This would be the third consecutive month that average house prices have risen. In July a 0.13% increase was noted and a 0.02% in June.
Average prices of new homes in 36 out of 70 medium to large cities surveyed for the month recorded increases in August. This is lower than that in July, which recorded 50 cities with record price jumps.
The China Index Academy data showing a 0.24% growth in new house prices in 100 major cities from July to August.
Reports by the state-owned Xinhua News Agency indicated that home prices will be kept low as cooling measures are in place.
“With the government working to boost supplies and market demand becoming more modest after a buying spree that has lasted since March, property prices will remain stable in September and October, the traditional peak season for home sales in China,” said Gu Yunchang, deputy head of the China Real Estate and Housing Research Association.
Mr. Gu further explained that currently there is still persisting buyers fatigue and the cooling measures still in place to keep prices at bay.
State Council moves
The State Council announced that investigative teams will be sent out later this week to check on these property sweeteners to encourage buyers in spite the restrictions.
To "further ensure that the property regulation measures are implemented, speculative housing demand is curbed, and to strengthen the effects of the property regulation measures", the State Council said in a statement.
The State Council wants the tax policies, differential credit, housing purchasing limits, and the supply management in 16 city and provincial municipalities thoroughly checked by the said teams.
Local authorities in Beijing, Shanghai, Tianjin, Hebei, Chongqing, Zhejiang, Fujian and Jiangsu are to cooperate in the said investigation.

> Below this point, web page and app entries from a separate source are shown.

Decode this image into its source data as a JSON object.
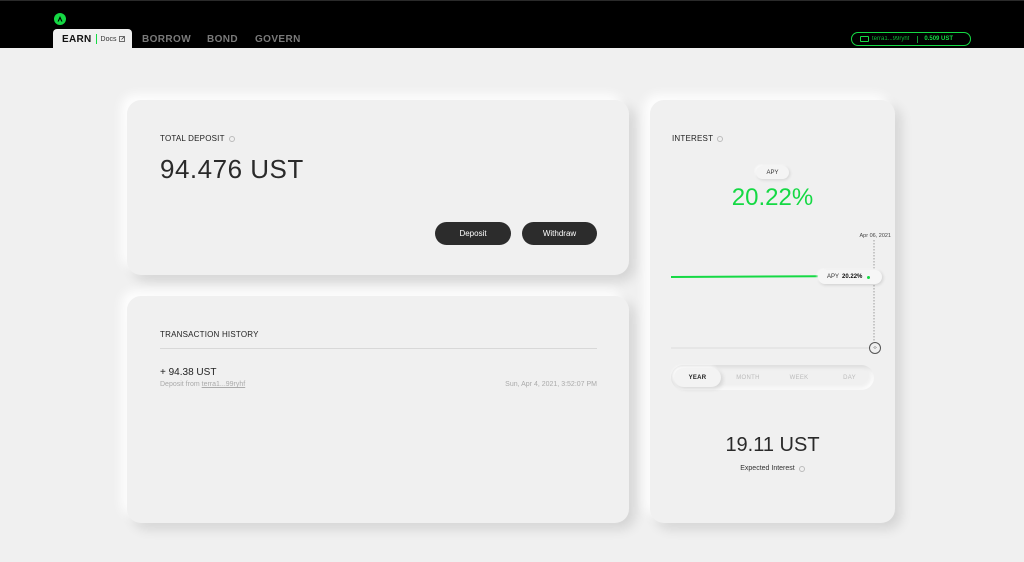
{
  "header": {
    "nav": [
      {
        "label": "EARN",
        "active": true
      },
      {
        "label": "BORROW",
        "active": false
      },
      {
        "label": "BOND",
        "active": false
      },
      {
        "label": "GOVERN",
        "active": false
      }
    ],
    "docs_label": "Docs",
    "wallet": {
      "address": "terra1...99ryhf",
      "balance": "0.509 UST"
    }
  },
  "deposit": {
    "title": "TOTAL DEPOSIT",
    "amount": "94.476 UST",
    "deposit_label": "Deposit",
    "withdraw_label": "Withdraw"
  },
  "history": {
    "title": "TRANSACTION HISTORY",
    "transactions": [
      {
        "amount": "+ 94.38 UST",
        "desc_prefix": "Deposit from",
        "address": "terra1...99ryhf",
        "date": "Sun, Apr 4, 2021, 3:52:07 PM"
      }
    ]
  },
  "interest": {
    "title": "INTEREST",
    "apy_label": "APY",
    "apy_value": "20.22%",
    "chart_date": "Apr 06, 2021",
    "tooltip_label": "APY",
    "tooltip_value": "20.22%",
    "periods": [
      "YEAR",
      "MONTH",
      "WEEK",
      "DAY"
    ],
    "selected_period": "YEAR",
    "expected_value": "19.11 UST",
    "expected_label": "Expected Interest"
  },
  "colors": {
    "accent": "#15d944",
    "background": "#f0f0f0",
    "header": "#000000",
    "button": "#2c2c2c"
  }
}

This Council, the highest policy-making body in China, has been convinced that some property measures put in place to burst the market speculations had been eased due to the added pressure on city coffers compromising project budgets.